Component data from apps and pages
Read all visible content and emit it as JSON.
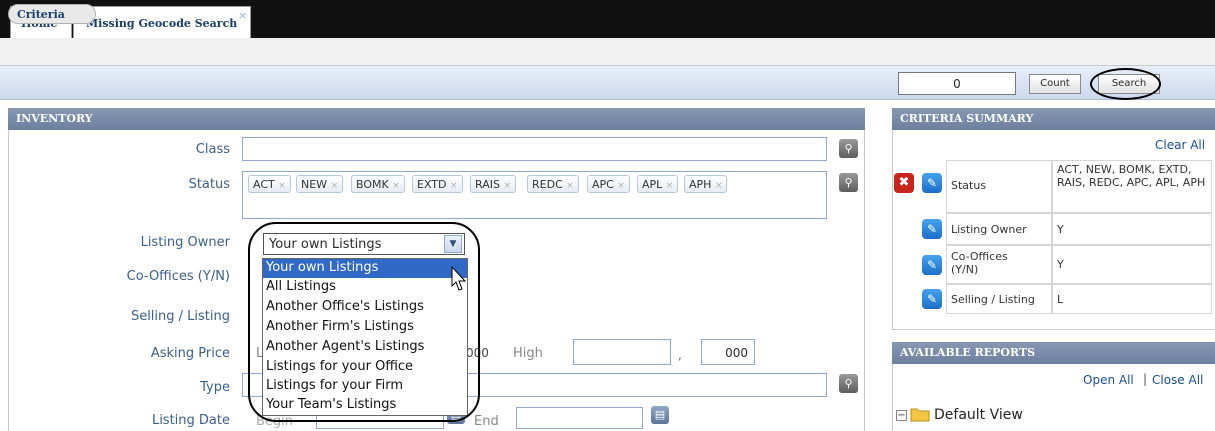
{
  "tabs": [
    {
      "label": "Home"
    },
    {
      "label": "Missing Geocode Search",
      "close": "×"
    }
  ],
  "subtoolbar": {
    "criteria_label": "Criteria"
  },
  "toolbar": {
    "count_value": "0",
    "count_label": "Count",
    "search_label": "Search"
  },
  "inventory": {
    "title": "INVENTORY",
    "class_label": "Class",
    "status_label": "Status",
    "status_chips": [
      "ACT",
      "NEW",
      "BOMK",
      "EXTD",
      "RAIS",
      "REDC",
      "APC",
      "APL",
      "APH"
    ],
    "chip_remove": "×",
    "listing_owner_label": "Listing Owner",
    "listing_owner_value": "Your own Listings",
    "listing_owner_options": [
      "Your own Listings",
      "All Listings",
      "Another Office's Listings",
      "Another Firm's Listings",
      "Another Agent's Listings",
      "Listings for your Office",
      "Listings for your Firm",
      "Your Team's Listings"
    ],
    "co_offices_label": "Co-Offices (Y/N)",
    "selling_listing_label": "Selling / Listing",
    "asking_price_label": "Asking Price",
    "asking_low_prefix": "L",
    "asking_low_suffix": "000",
    "high_label": "High",
    "comma": ",",
    "high_suffix": "000",
    "type_label": "Type",
    "listing_date_label": "Listing Date",
    "begin_label": "Begin",
    "end_label": "End"
  },
  "summary": {
    "title": "CRITERIA SUMMARY",
    "clear_all": "Clear All",
    "rows": [
      {
        "label": "Status",
        "value": "ACT, NEW, BOMK, EXTD, RAIS, REDC, APC, APL, APH"
      },
      {
        "label": "Listing Owner",
        "value": "Y"
      },
      {
        "label": "Co-Offices (Y/N)",
        "value": "Y"
      },
      {
        "label": "Selling / Listing",
        "value": "L"
      }
    ]
  },
  "reports": {
    "title": "AVAILABLE REPORTS",
    "open_all": "Open All",
    "separator": "|",
    "close_all": "Close All",
    "tree_item": "Default View"
  }
}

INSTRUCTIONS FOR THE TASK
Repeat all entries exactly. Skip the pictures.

YOUR RESPONSE
Read all visible content and emit it as JSON.
{
  "tabs": [
    {
      "label": "Home"
    },
    {
      "label": "Missing Geocode Search",
      "close": "×"
    }
  ],
  "subtoolbar": {
    "criteria_label": "Criteria"
  },
  "toolbar": {
    "count_value": "0",
    "count_label": "Count",
    "search_label": "Search"
  },
  "inventory": {
    "title": "INVENTORY",
    "class_label": "Class",
    "status_label": "Status",
    "status_chips": [
      "ACT",
      "NEW",
      "BOMK",
      "EXTD",
      "RAIS",
      "REDC",
      "APC",
      "APL",
      "APH"
    ],
    "chip_remove": "×",
    "listing_owner_label": "Listing Owner",
    "listing_owner_value": "Your own Listings",
    "listing_owner_options": [
      "Your own Listings",
      "All Listings",
      "Another Office's Listings",
      "Another Firm's Listings",
      "Another Agent's Listings",
      "Listings for your Office",
      "Listings for your Firm",
      "Your Team's Listings"
    ],
    "co_offices_label": "Co-Offices (Y/N)",
    "selling_listing_label": "Selling / Listing",
    "asking_price_label": "Asking Price",
    "asking_low_prefix": "L",
    "asking_low_suffix": "000",
    "high_label": "High",
    "comma": ",",
    "high_suffix": "000",
    "type_label": "Type",
    "listing_date_label": "Listing Date",
    "begin_label": "Begin",
    "end_label": "End"
  },
  "summary": {
    "title": "CRITERIA SUMMARY",
    "clear_all": "Clear All",
    "rows": [
      {
        "label": "Status",
        "value": "ACT, NEW, BOMK, EXTD, RAIS, REDC, APC, APL, APH"
      },
      {
        "label": "Listing Owner",
        "value": "Y"
      },
      {
        "label": "Co-Offices (Y/N)",
        "value": "Y"
      },
      {
        "label": "Selling / Listing",
        "value": "L"
      }
    ]
  },
  "reports": {
    "title": "AVAILABLE REPORTS",
    "open_all": "Open All",
    "separator": "|",
    "close_all": "Close All",
    "tree_item": "Default View"
  }
}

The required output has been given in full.